The Red Sox’ offense was already struggling — and then they had to face Shohei Ohtani.
In his first career pitching start at Fenway Park, the two-way sensation delivered a performance that would have made Babe Ruth proud. Ohtani dazzled the crowd with seven shutout innings on the mound and two hits at the plate as he completely dominated the Red Sox, who suffered another demoralizing defeat in an 8-0 loss on Thursday afternoon.
The Red Sox lost their fifth consecutive series and dropped to 10-16 as their troubling start to the season continued with another lifeless offensive performance.
“We have to get better,” manager Alex Cora said.
Ohtani’s start was historic, as he became the first starting pitcher to bat in one of the top four sports in the order in a game at Fenway since Ruth did so in 1919.
“It’s one of my favorite ballparks,” Ohtani said through translator Ippei Mizuhara. “I was looking forward to pitching here. It left a really good impression on me.”
He left an even stronger impression.
Ohtani met and even exceeded the hype. The same player who hit 46 homers as the American League MVP a season ago, Ohtani delivered one of the best visiting pitching performances at Fenway in recent memory. He struck out 11 and generated an insane 29 swings and misses, throwing 81 strikes in 99 pitches.
He became the fourth visiting pitcher in Fenway Park history to throw seven shutout innings, strike out at least 10 batters and issue no walks.
“He’s the best player in the league,” opposing Red Sox starter Rich Hill said. “I think that’s one thing everybody can pretty much unanimously agree upon. It’s pretty special to see somebody like that come along. I think everybody should be really appreciating what we’re seeing because it’s something we haven’t seen in 100 years and we may never see it again for another 100 years.”
BOSTON MA – May 5: Rafael Devers #11 of the Boston Red Sox strikes out during the fifth inning of the MLB game against the Los Angeles Angels at Fenway Park on May 5, 2022 in Boston, Massachusetts. (Staff Photo By Matt Stone/MediaNews Group/Boston Herald)
The Red Sox lineup didn’t stand much of a chance against Ohtani’s combination of fastballs, sliders and splitters throughout a hopeless afternoon. Trevor Story struck out four times, including Ohtani’s last when he overpowered him with a 98 mph fastball to end the seventh inning, which resulted in a chorus of boos from the Fenway faithful.
The Red Sox had a couple of opportunities — Jackie Bradley Jr. led off the fifth with a double, and J.D. Martinez hit a one-out double in the sixth — but they couldn’t break through.
“It’s tough because I feel like all of his pitches were unpredictable,” Martinez said. “Some of his fastballs were two-seaming, other ones were cutting. Some sliders were backing up, others were sweeping across the whole plate. He threw me a splitter — he’d thrown me a splitter a couple of times before and it was more down. He threw me one that went this way, even crossed up (catcher Max) Stassi on it. He’s just tough, man. He’s got a lot of plus pitches and he throws everything super hard. …

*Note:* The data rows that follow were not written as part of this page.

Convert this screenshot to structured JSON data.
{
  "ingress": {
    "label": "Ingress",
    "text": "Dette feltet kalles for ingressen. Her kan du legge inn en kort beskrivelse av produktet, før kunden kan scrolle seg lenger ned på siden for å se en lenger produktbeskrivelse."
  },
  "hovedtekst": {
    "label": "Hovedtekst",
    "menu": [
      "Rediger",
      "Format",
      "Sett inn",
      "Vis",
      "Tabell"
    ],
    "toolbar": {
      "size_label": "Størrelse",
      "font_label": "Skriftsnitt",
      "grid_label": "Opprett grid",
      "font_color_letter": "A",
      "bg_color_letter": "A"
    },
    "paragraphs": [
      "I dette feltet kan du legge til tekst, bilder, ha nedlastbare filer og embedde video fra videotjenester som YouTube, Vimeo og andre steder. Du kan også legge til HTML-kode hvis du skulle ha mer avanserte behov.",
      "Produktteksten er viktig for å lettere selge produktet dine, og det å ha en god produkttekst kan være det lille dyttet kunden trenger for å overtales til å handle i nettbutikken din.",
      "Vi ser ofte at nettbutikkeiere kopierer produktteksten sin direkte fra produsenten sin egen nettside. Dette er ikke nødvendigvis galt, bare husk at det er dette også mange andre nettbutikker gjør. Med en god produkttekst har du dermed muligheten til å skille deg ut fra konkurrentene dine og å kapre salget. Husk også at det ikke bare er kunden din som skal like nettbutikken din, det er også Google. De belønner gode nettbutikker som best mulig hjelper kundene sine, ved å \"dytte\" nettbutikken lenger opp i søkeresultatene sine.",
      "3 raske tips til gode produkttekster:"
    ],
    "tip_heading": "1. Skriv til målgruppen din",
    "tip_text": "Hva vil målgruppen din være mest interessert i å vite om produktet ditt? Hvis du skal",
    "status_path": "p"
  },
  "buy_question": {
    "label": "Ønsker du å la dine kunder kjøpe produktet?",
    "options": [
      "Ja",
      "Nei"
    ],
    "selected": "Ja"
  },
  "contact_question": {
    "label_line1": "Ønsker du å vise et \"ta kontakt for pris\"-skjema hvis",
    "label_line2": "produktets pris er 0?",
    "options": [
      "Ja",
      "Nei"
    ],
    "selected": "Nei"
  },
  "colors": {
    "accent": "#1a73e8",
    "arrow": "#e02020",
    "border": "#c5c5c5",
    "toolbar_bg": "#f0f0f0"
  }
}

“You have to tip your cap. He did a great job today.”
The game was actually scoreless going into the seventh inning — thanks to another good start from Hill — but the Angels opened the floodgates on Tanner Houck. Jared Walsh’s two-run homer wrapped around Pesky’s Pole to give the visitors a 2-0 lead in the seventh before the Angels scored five in the eighth to make it a laugher.
Houck was charged with seven earned runs as his ERA dropped to 5.14.
“They strung some hits together. I thought I made some pitches out there,” said Houck, who thought his slider was the best it’s been this season. “That’s the way the cookie crumbles sometimes, unfortunately. …
“You’re out there in a 0-0 ballgame and I expect myself to go out there and throw up zeroes. Unfortunately it didn’t happen today.”
To add insult to injury, Ohtani collected two hits from the No. 3 spot, including an RBI single in the eighth. He became the first starting pitcher to record a hit at Fenway since Roger Clemens in 1996.
By the time the Red Sox came up to the plate in the bottom of the eighth for their first look against a pitcher that wasn’t Ohtani, it was 7-0.
A strike away from a series victory on Wednesday night, it all unraveled for the Red Sox. They were outscored 15-0 over the final 10 innings of the series, and now sit 8 1/2 games back of the first-place Yankees. There’s plenty of season left, but they already have a long way to climb.
“Teams can go one of two ways,” the 42-year-old Hill said. “Kind of gravitate towards each other, or start to move away, and we really need to continue to keep pulling for each other, as everybody is in the locker room. We can look at the road trip that we had, a few games here or there and it could have been a completely different road trip. But the fact is, it wasn’t, and we are where we are and we have to dig ourselves out of this.”